This is a question that confronts many people, and there are a number of things that may be associated with this type of problem. Arthritis is often encountered by people in their big toe, and pain in this area is a symptom of this condition. When people ask for reasons and factors of pain on the toe joint, and they have problems at the base of the toe, it may also be the result of MTP joint. This is also known as Hallux Rigidus, and it is associated with damage to the cartilage in the joints.

Arthritis is the most common answer to the question on causes of toe pain, and there are a number of issues that are associated with this condition. The common indication of arthritis is when a person has trouble moving their big toe upwards. This may be a result of age or injuries that are associated with a variety of sports. Many people who play football or soccer injure their feet, and these joints never heal properly. When this is the case, the toe will be difficult to move, and there will be localized pain as well.

Dorsal bunions can be a cause of discomfort in the feet as well. This condition is also known as hallux limitus, and there is a noticeable bump that will be found at the top of the toe joint. Dorsiflexion or upward bending is limited in this condition, and there is pain in the localized area too. This condition is exacerbated by walking and running, and these tasks can become nearly impossible by a person who suffers from dorsal bunions.
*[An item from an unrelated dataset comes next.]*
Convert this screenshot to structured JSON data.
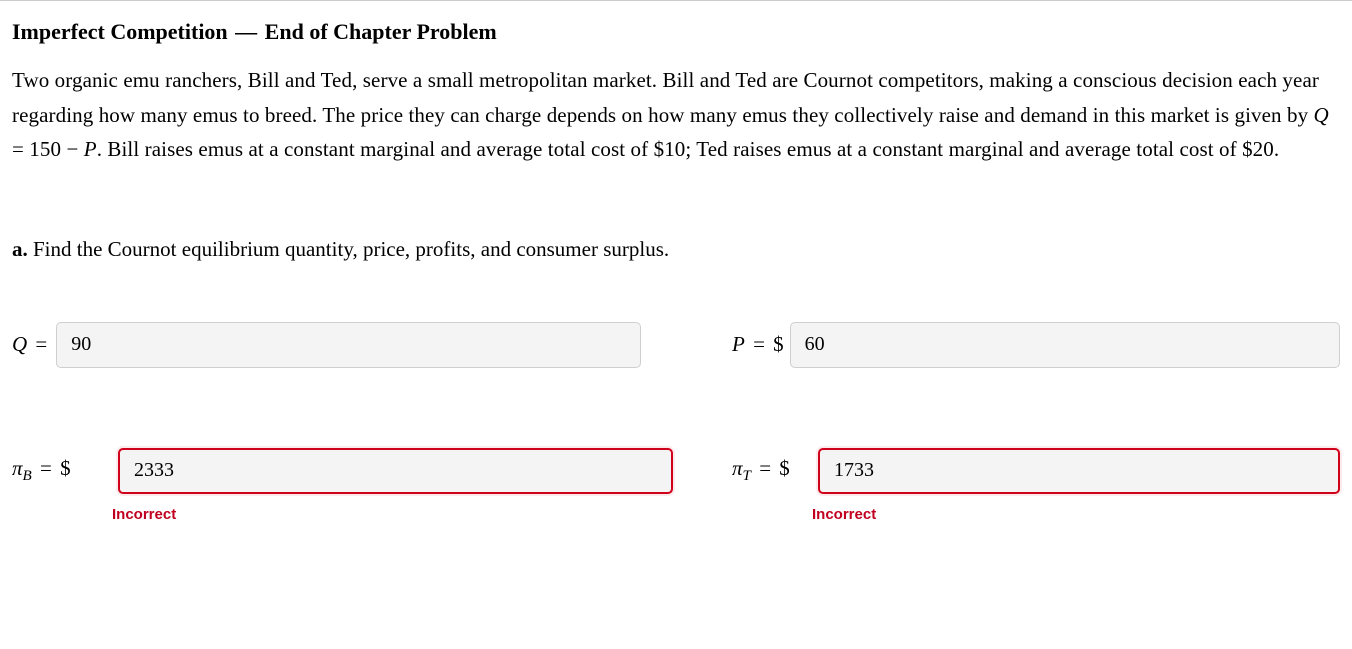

A podiatrist or other healthcare provider can provide medication that is essential to eliminating this issue.

Stiff big toe, or hallux Rigidus, is another problem that can affect feet. This condition is associated with MTP joint, and it produces a localized pain whenever a step is taken. This makes walking or running difficult and painful, and most people choose to have this condition treated. The reason for it is due to the cartilage that is found around the big toe. There is a layer of smooth cartilage that is found in the joint where it meets the foot. Over time, this cartilage can wear away. Hallux Rigidus is the name for this ache, and the discomfort is a result of the two bones rubbing together.

 When a person asks this question, they can take comfort that there are a number of treatment options that provide relief. Pain relievers and anti-inflammatory drugs are the medication of first resort for most people. They help to reduce the amount of swelling that is found in the area of the big toe, and this alleviates discomfort. Ice packs are another option, and these are a good way to reduce the swelling as well. Proper footwear is another choice, and there should be plenty of room for the feet to move comfortably around in a shoe.

Contrast baths are also used to treat foot pain and use alternating amounts of hot and cold water to reduce inflammation. Experts recommend that people take two buckets or tubs and fill one with hot water and the other with iced water. The feet can then be soaked in the tubs for approximately 30 seconds each. Alternating between the two baths should continue for five minutes and should end in the cold water. This treatment can be done for up to three times a day, but it is essential that the temperature difference is not too extreme.

Surgeons can remove most problems, and several operations can be used to alleviate this joint pain.  Cheilectomy is recommended when the damage to the joints is moderate to mild. This is a procedure that removes bone spurs and a part of the bone in the foot area. The operation may leave the foot swollen for several months and make walking difficult. Arthrodesis is another option, and this is a procedure that fuses the bones in the foot together. Surgeons remove the damaged cartilage and use screws or pins to ensure the bones do not rub together. Arthroplasty is a type of surgery that is only recommended for older patients who do not require the regular use of their feet. This operation consists of an artificial joint that is installed in place of the original one. This is a last resort and is generally not recommended.

When people ask what causes this situation, there are several answers. One of the most common problems has to do with arthritis. Cartilage in the big toe area degrades over time, and this is what cushions the toe bone where it meets the foot. When there is no more cartilage, the two bones rub together are responsible for localized discomfort and swelling.